As usual, the early dry white Pessac-Léognans kicked off the harvest, being picked in the extreme heat of 28 August. A few pickings were reported as early as 23 August. Most carried on until around 12 September in much cooler conditions that ensured the health of the grapes and, in spite of the rain, these light-skinned grapes could be picked relatively leisurely, many in several tries (passes through the vineyard) in order to take account of the irregular ripening occasioned by the frost. The later areas of white Bordeaux production continued for a further week in, thankfully, even cooler conditions. It was wetter now but once again that didn't seem to matter. Everyone was pleased when the musts came in smelling vividly bright and varietal, with good acidities, plenty of backbone and with no excessive potential alcohol. In the end, this wet first half of September had been beneficial to the balance of these dry whites – and also, if everyone was honest, to their yields.

It was immediately time to start on the earliest of the unfrosted Merlots. For these, in spite of the rain and drizzle, the picking started relatively easily and swiftly, starting in some areas as early as 11 September and everywhere by 20 September. The rain had blown itself out on 16 September and ideal dry conditions set in from 18 September but rot was never very far away. It was at this time that occasional furry bunches could be observed, so harvesting dates began to be decided on the basis of the risk of rot more than for ideal ripeness. It would have been nice to see these Merlots hang just a little longer but the rain had softened them up and their absence of pyrazines, the sturdiness of their skins from the droughts and their satisfactory pHs meant that their quality had been maintained, even if they were of a less tannic and powerful kind than had been imagined at the end of August. Some Merlots never achieved a perfect balance before getting to phenolic ripeness and such vats were generally demoted. But the majority, if picked at precisely the right moment, were impressive.

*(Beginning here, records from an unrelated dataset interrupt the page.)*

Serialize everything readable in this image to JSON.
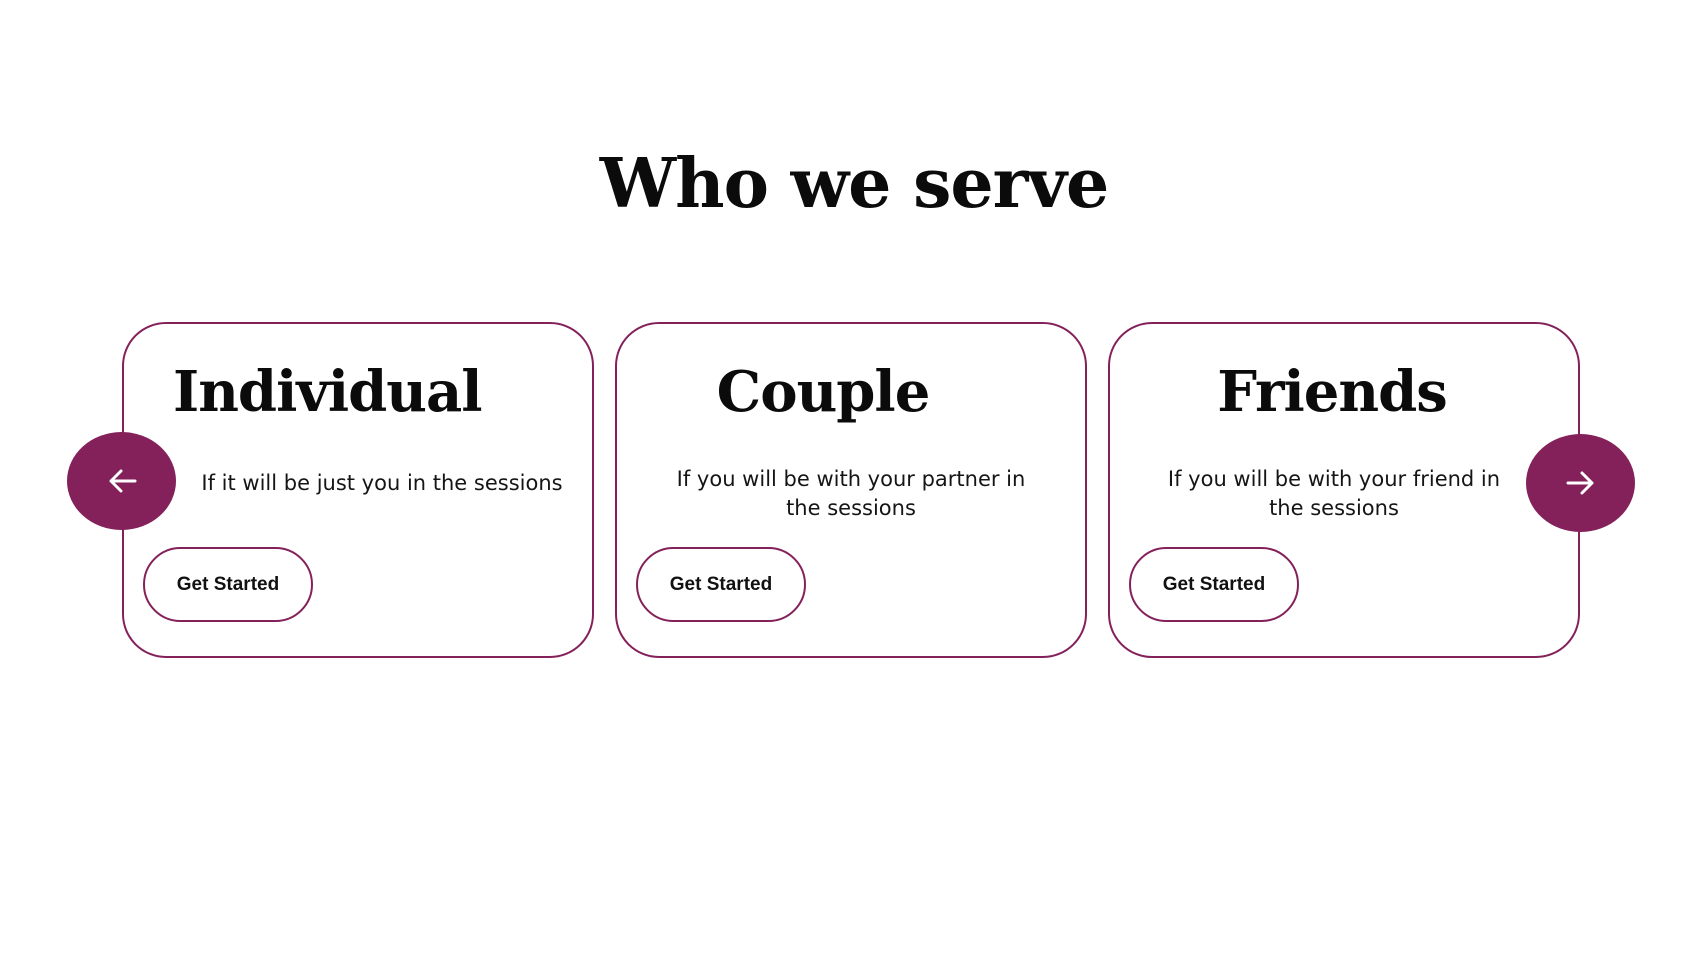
{
  "section": {
    "title": "Who we serve"
  },
  "cards": [
    {
      "title": "Individual",
      "description": "If it will be just you in the sessions",
      "button_label": "Get Started"
    },
    {
      "title": "Couple",
      "description": "If you will be with your partner in the sessions",
      "button_label": "Get Started"
    },
    {
      "title": "Friends",
      "description": "If you will be with your friend in the sessions",
      "button_label": "Get Started"
    }
  ],
  "carousel": {
    "prev_icon": "arrow-left-icon",
    "next_icon": "arrow-right-icon"
  },
  "colors": {
    "accent": "#84215a",
    "text": "#111111",
    "background": "#ffffff"
  }
}
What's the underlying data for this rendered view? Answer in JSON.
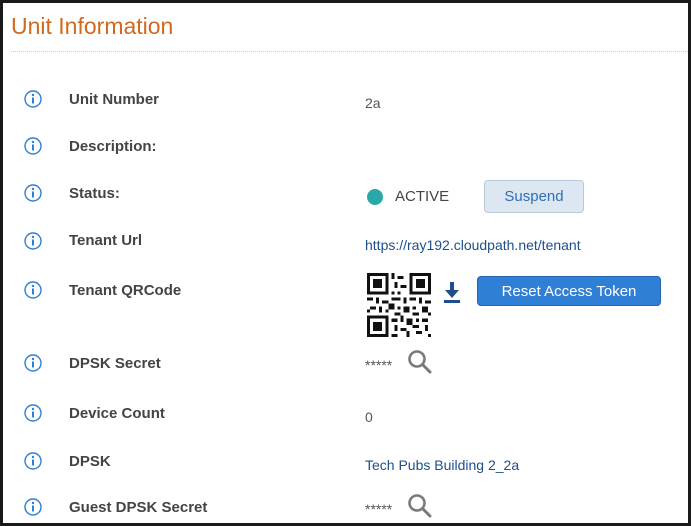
{
  "panel": {
    "title": "Unit Information"
  },
  "rows": {
    "unit_number": {
      "label": "Unit Number",
      "value": "2a"
    },
    "description": {
      "label": "Description:",
      "value": ""
    },
    "status": {
      "label": "Status:",
      "value": "ACTIVE",
      "dot_color": "#2aa8a8",
      "button": "Suspend"
    },
    "tenant_url": {
      "label": "Tenant Url",
      "value": "https://ray192.cloudpath.net/tenant"
    },
    "tenant_qrcode": {
      "label": "Tenant QRCode",
      "button": "Reset Access Token"
    },
    "dpsk_secret": {
      "label": "DPSK Secret",
      "value": "*****"
    },
    "device_count": {
      "label": "Device Count",
      "value": "0"
    },
    "dpsk": {
      "label": "DPSK",
      "value": "Tech Pubs Building 2_2a"
    },
    "guest_dpsk_secret": {
      "label": "Guest DPSK Secret",
      "value": "*****"
    }
  },
  "colors": {
    "title": "#d2691e",
    "info_icon": "#2f7fd6",
    "link": "#1f4f8b",
    "primary_button": "#2f7fd6"
  },
  "icons": {
    "info": "info-circle-icon",
    "search": "magnifier-icon",
    "download": "download-arrow-icon",
    "qr": "qr-code"
  }
}
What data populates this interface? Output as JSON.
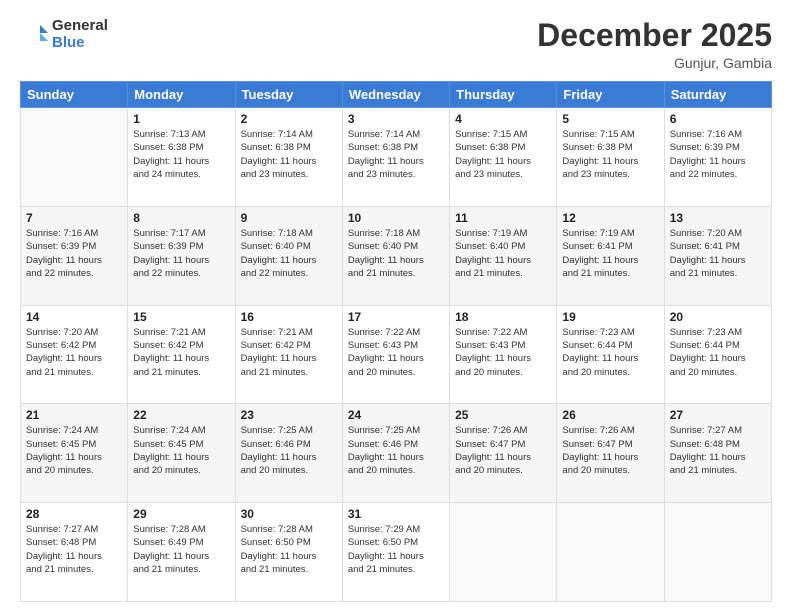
{
  "header": {
    "logo_general": "General",
    "logo_blue": "Blue",
    "month_year": "December 2025",
    "location": "Gunjur, Gambia"
  },
  "days_of_week": [
    "Sunday",
    "Monday",
    "Tuesday",
    "Wednesday",
    "Thursday",
    "Friday",
    "Saturday"
  ],
  "weeks": [
    [
      {
        "day": "",
        "info": ""
      },
      {
        "day": "1",
        "info": "Sunrise: 7:13 AM\nSunset: 6:38 PM\nDaylight: 11 hours\nand 24 minutes."
      },
      {
        "day": "2",
        "info": "Sunrise: 7:14 AM\nSunset: 6:38 PM\nDaylight: 11 hours\nand 23 minutes."
      },
      {
        "day": "3",
        "info": "Sunrise: 7:14 AM\nSunset: 6:38 PM\nDaylight: 11 hours\nand 23 minutes."
      },
      {
        "day": "4",
        "info": "Sunrise: 7:15 AM\nSunset: 6:38 PM\nDaylight: 11 hours\nand 23 minutes."
      },
      {
        "day": "5",
        "info": "Sunrise: 7:15 AM\nSunset: 6:38 PM\nDaylight: 11 hours\nand 23 minutes."
      },
      {
        "day": "6",
        "info": "Sunrise: 7:16 AM\nSunset: 6:39 PM\nDaylight: 11 hours\nand 22 minutes."
      }
    ],
    [
      {
        "day": "7",
        "info": "Sunrise: 7:16 AM\nSunset: 6:39 PM\nDaylight: 11 hours\nand 22 minutes."
      },
      {
        "day": "8",
        "info": "Sunrise: 7:17 AM\nSunset: 6:39 PM\nDaylight: 11 hours\nand 22 minutes."
      },
      {
        "day": "9",
        "info": "Sunrise: 7:18 AM\nSunset: 6:40 PM\nDaylight: 11 hours\nand 22 minutes."
      },
      {
        "day": "10",
        "info": "Sunrise: 7:18 AM\nSunset: 6:40 PM\nDaylight: 11 hours\nand 21 minutes."
      },
      {
        "day": "11",
        "info": "Sunrise: 7:19 AM\nSunset: 6:40 PM\nDaylight: 11 hours\nand 21 minutes."
      },
      {
        "day": "12",
        "info": "Sunrise: 7:19 AM\nSunset: 6:41 PM\nDaylight: 11 hours\nand 21 minutes."
      },
      {
        "day": "13",
        "info": "Sunrise: 7:20 AM\nSunset: 6:41 PM\nDaylight: 11 hours\nand 21 minutes."
      }
    ],
    [
      {
        "day": "14",
        "info": "Sunrise: 7:20 AM\nSunset: 6:42 PM\nDaylight: 11 hours\nand 21 minutes."
      },
      {
        "day": "15",
        "info": "Sunrise: 7:21 AM\nSunset: 6:42 PM\nDaylight: 11 hours\nand 21 minutes."
      },
      {
        "day": "16",
        "info": "Sunrise: 7:21 AM\nSunset: 6:42 PM\nDaylight: 11 hours\nand 21 minutes."
      },
      {
        "day": "17",
        "info": "Sunrise: 7:22 AM\nSunset: 6:43 PM\nDaylight: 11 hours\nand 20 minutes."
      },
      {
        "day": "18",
        "info": "Sunrise: 7:22 AM\nSunset: 6:43 PM\nDaylight: 11 hours\nand 20 minutes."
      },
      {
        "day": "19",
        "info": "Sunrise: 7:23 AM\nSunset: 6:44 PM\nDaylight: 11 hours\nand 20 minutes."
      },
      {
        "day": "20",
        "info": "Sunrise: 7:23 AM\nSunset: 6:44 PM\nDaylight: 11 hours\nand 20 minutes."
      }
    ],
    [
      {
        "day": "21",
        "info": "Sunrise: 7:24 AM\nSunset: 6:45 PM\nDaylight: 11 hours\nand 20 minutes."
      },
      {
        "day": "22",
        "info": "Sunrise: 7:24 AM\nSunset: 6:45 PM\nDaylight: 11 hours\nand 20 minutes."
      },
      {
        "day": "23",
        "info": "Sunrise: 7:25 AM\nSunset: 6:46 PM\nDaylight: 11 hours\nand 20 minutes."
      },
      {
        "day": "24",
        "info": "Sunrise: 7:25 AM\nSunset: 6:46 PM\nDaylight: 11 hours\nand 20 minutes."
      },
      {
        "day": "25",
        "info": "Sunrise: 7:26 AM\nSunset: 6:47 PM\nDaylight: 11 hours\nand 20 minutes."
      },
      {
        "day": "26",
        "info": "Sunrise: 7:26 AM\nSunset: 6:47 PM\nDaylight: 11 hours\nand 20 minutes."
      },
      {
        "day": "27",
        "info": "Sunrise: 7:27 AM\nSunset: 6:48 PM\nDaylight: 11 hours\nand 21 minutes."
      }
    ],
    [
      {
        "day": "28",
        "info": "Sunrise: 7:27 AM\nSunset: 6:48 PM\nDaylight: 11 hours\nand 21 minutes."
      },
      {
        "day": "29",
        "info": "Sunrise: 7:28 AM\nSunset: 6:49 PM\nDaylight: 11 hours\nand 21 minutes."
      },
      {
        "day": "30",
        "info": "Sunrise: 7:28 AM\nSunset: 6:50 PM\nDaylight: 11 hours\nand 21 minutes."
      },
      {
        "day": "31",
        "info": "Sunrise: 7:29 AM\nSunset: 6:50 PM\nDaylight: 11 hours\nand 21 minutes."
      },
      {
        "day": "",
        "info": ""
      },
      {
        "day": "",
        "info": ""
      },
      {
        "day": "",
        "info": ""
      }
    ]
  ]
}
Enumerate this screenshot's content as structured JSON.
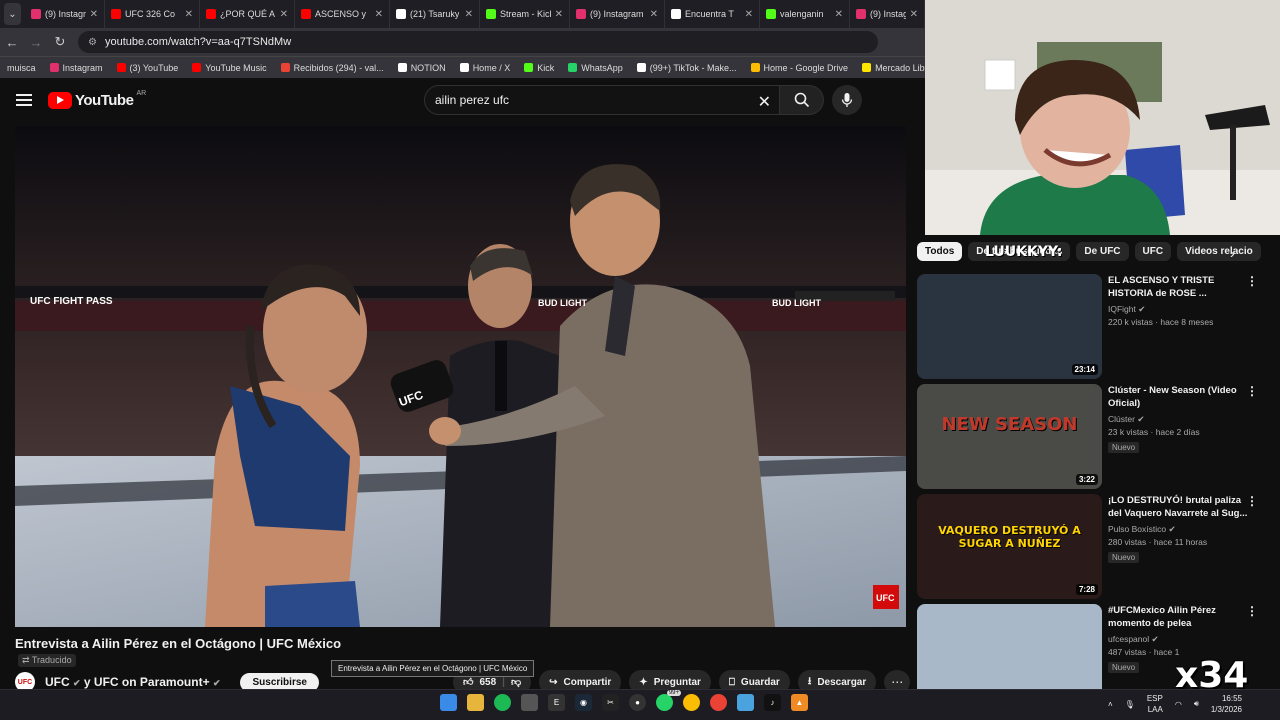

Harvesting the frosted vines was a totally different matter, as each plot, each vine, each bunch presented grapes of widely divergent ripeness. It was a painstaking process for very meagre results and usually all the resulting wine had to be set aside for rosé or even totally discarded.

Meanwhile the Cabernets were ripening fast and were ready to pick from 22 September, unusually close to the Merlot harvest, at first under sunny skies but then the weather became warmer and damper. (Gavin Quinney's photo top right shows Cabernet Franc being harvested at Ch Petit Village in Pomerol on 26 September.) The skins started weakening and this second half of the harvest became something of a race against time. These Cabernets were originally planned to remain on the vine well into October, but with the return of the drizzle over the last two days of September and the first three days of October, some could wait, some couldn't; some did wait and some didn't. Many finished by 29 September while others continued until Friday 6 October after the skins had firmed up again. A few waited out the weekend, finished on the Monday ... and then wished they hadn't. But most of these tough-skinned Cabernets produced some very impressive dark, strong juice (provided of course that all the irregularly ripened grapes had been sorted out).

See also Bill Blatch's report on the resulting wines and his compendium of statistics on weather and picking dates, to be published over the next two weeks.